Israel Sliding Down World Gender Gap Index

Israel is three places lower than it was last year, ranking behind such states as Mongolia, Kyrgyzstan and Namibia.

Israel ranks 55th on a list of 135 states surveyed in the Global Gender Gap Index 2011, published on Wednesday by the World Economic Forum.

Israel is three places lower than it was last year, ranking behind such states as Mongolia, Kyrgyzstan and Namibia.

Eliyahu Hershkowitz

Israel's position on the list, which benchmarks gender differences on economic, political, education and health-based criteria, has been deteriorating since 2007, when it was ranked 36th. The following year it plunged to the 56th slot.

"It's great to have women like Dorit Beinisch, Tzipi Livni, Galia Maor or Ada Yonat, but you have to examine the statistics to see the painful truth," says Dr. Shlomit Yanisky-Ravid, head of the Women At Work project at Ono Academic College.

"A prominent woman who has managed to break the glass ceiling is merely a fig leaf concealing the discrimination against women, and their exclusion from senior positions," she adds.

Women constitute almost half of the civilian workforce in Israel - twice as much as during the state's early years. They comprise almost a third of executives, 47 percent of academic professionals, half of the judges and most of the students.

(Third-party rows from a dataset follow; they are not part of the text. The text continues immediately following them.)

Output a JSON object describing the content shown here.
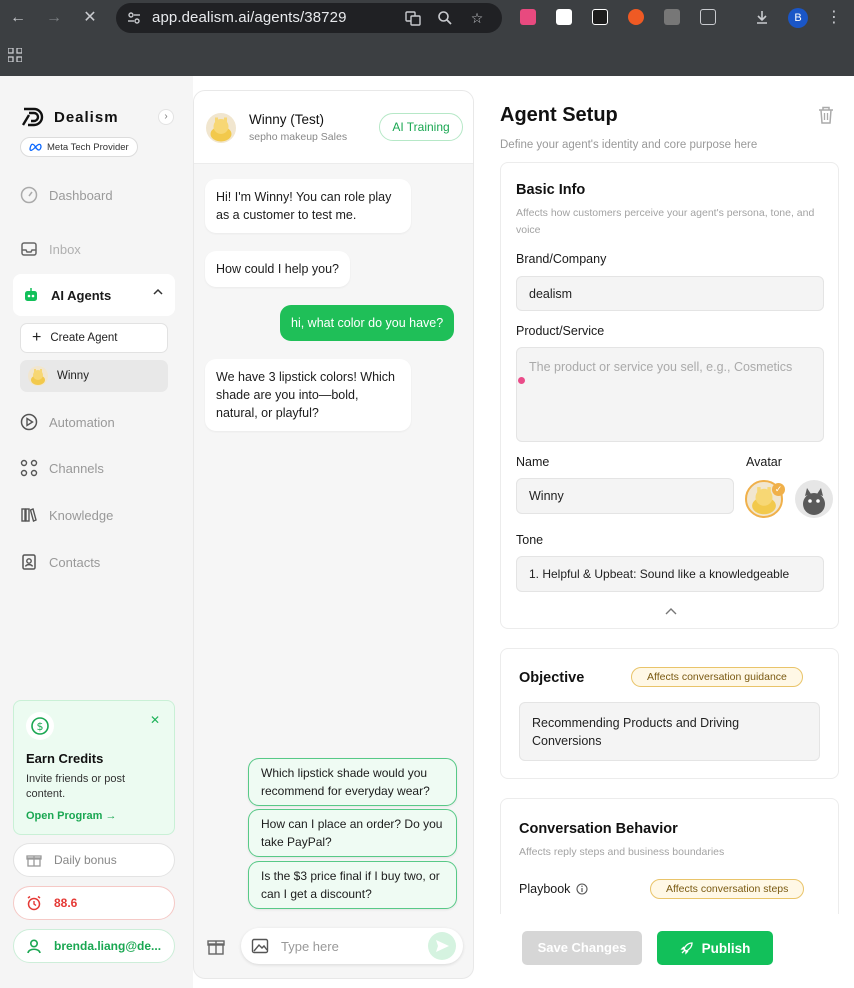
{
  "browser": {
    "url": "app.dealism.ai/agents/38729",
    "profile_initial": "B"
  },
  "sidebar": {
    "brand": "Dealism",
    "meta_badge": "Meta Tech Provider",
    "nav": {
      "dashboard": "Dashboard",
      "inbox": "Inbox",
      "ai_agents": "AI Agents",
      "automation": "Automation",
      "channels": "Channels",
      "knowledge": "Knowledge",
      "contacts": "Contacts"
    },
    "create_agent": "Create Agent",
    "agent_item": "Winny",
    "credits": {
      "title": "Earn Credits",
      "desc": "Invite friends or post content.",
      "link": "Open Program →"
    },
    "daily_bonus": "Daily bonus",
    "score": "88.6",
    "user_email": "brenda.liang@de..."
  },
  "chat": {
    "agent_name": "Winny (Test)",
    "agent_sub": "sepho makeup Sales",
    "training_label": "AI Training",
    "messages": [
      {
        "from": "bot",
        "text": "Hi! I'm Winny! You can role play as a customer to test me."
      },
      {
        "from": "bot",
        "text": "How could I help you?"
      },
      {
        "from": "user",
        "text": "hi, what color do you have?"
      },
      {
        "from": "bot",
        "text": "We have 3 lipstick colors! Which shade are you into—bold, natural, or playful?"
      }
    ],
    "suggestions": [
      "Which lipstick shade would you recommend for everyday wear?",
      "How can I place an order? Do you take PayPal?",
      "Is the $3 price final if I buy two, or can I get a discount?"
    ],
    "input_placeholder": "Type here"
  },
  "setup": {
    "title": "Agent Setup",
    "subtitle": "Define your agent's identity and core purpose here",
    "basic": {
      "title": "Basic Info",
      "desc": "Affects how customers perceive your agent's persona, tone, and voice",
      "brand_label": "Brand/Company",
      "brand_value": "dealism",
      "product_label": "Product/Service",
      "product_placeholder": "The product or service you sell, e.g., Cosmetics",
      "name_label": "Name",
      "name_value": "Winny",
      "avatar_label": "Avatar",
      "tone_label": "Tone",
      "tone_value": "1. Helpful & Upbeat: Sound like a knowledgeable"
    },
    "objective": {
      "title": "Objective",
      "tag": "Affects conversation guidance",
      "value": "Recommending Products and Driving Conversions"
    },
    "behavior": {
      "title": "Conversation Behavior",
      "desc": "Affects reply steps and business boundaries",
      "playbook_label": "Playbook",
      "tag": "Affects conversation steps"
    },
    "save_label": "Save Changes",
    "publish_label": "Publish"
  },
  "colors": {
    "brand_green": "#12c05a",
    "sidebar_bg": "#f5f5f5",
    "tag_yellow": "#e9c46a",
    "score_red": "#e53935"
  }
}
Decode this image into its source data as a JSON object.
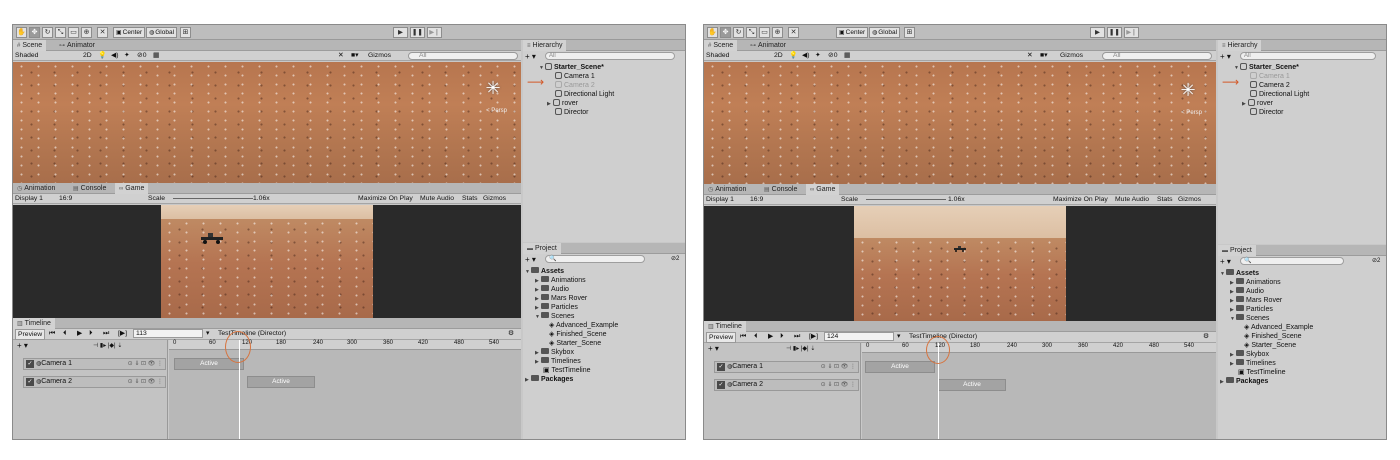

But women's situation in Israel is far from satisfactory as far as equality goes. Figures provided by the Central Bureau of Statistics in 2007 show the average male employee's income is about NIS 9,300 - almost 60 percent more than the average monthly wage of a female employee (NIS 6,000).

Part of the gap is due to differences in working hours. Men work 46 hours a week on average while women work 10 hours less. But even when this factor, which stems in part from the state's not helping working mothers, is neutralized, the wage gap between the sexes is 20 percent.

Discrimination prevails among women in senior positions as well. A male executive's monthly income is NIS 20,000, while a female's is NIS 13,000 - a 52 percent gap.

Iceland heads this year's Global Gender Gap Index, with the narrowest difference, followed by Norway and Finland.

קראו כתבה זו בעברית: ישראל במקום ה-55 בעולם בפער בין גברים לנשים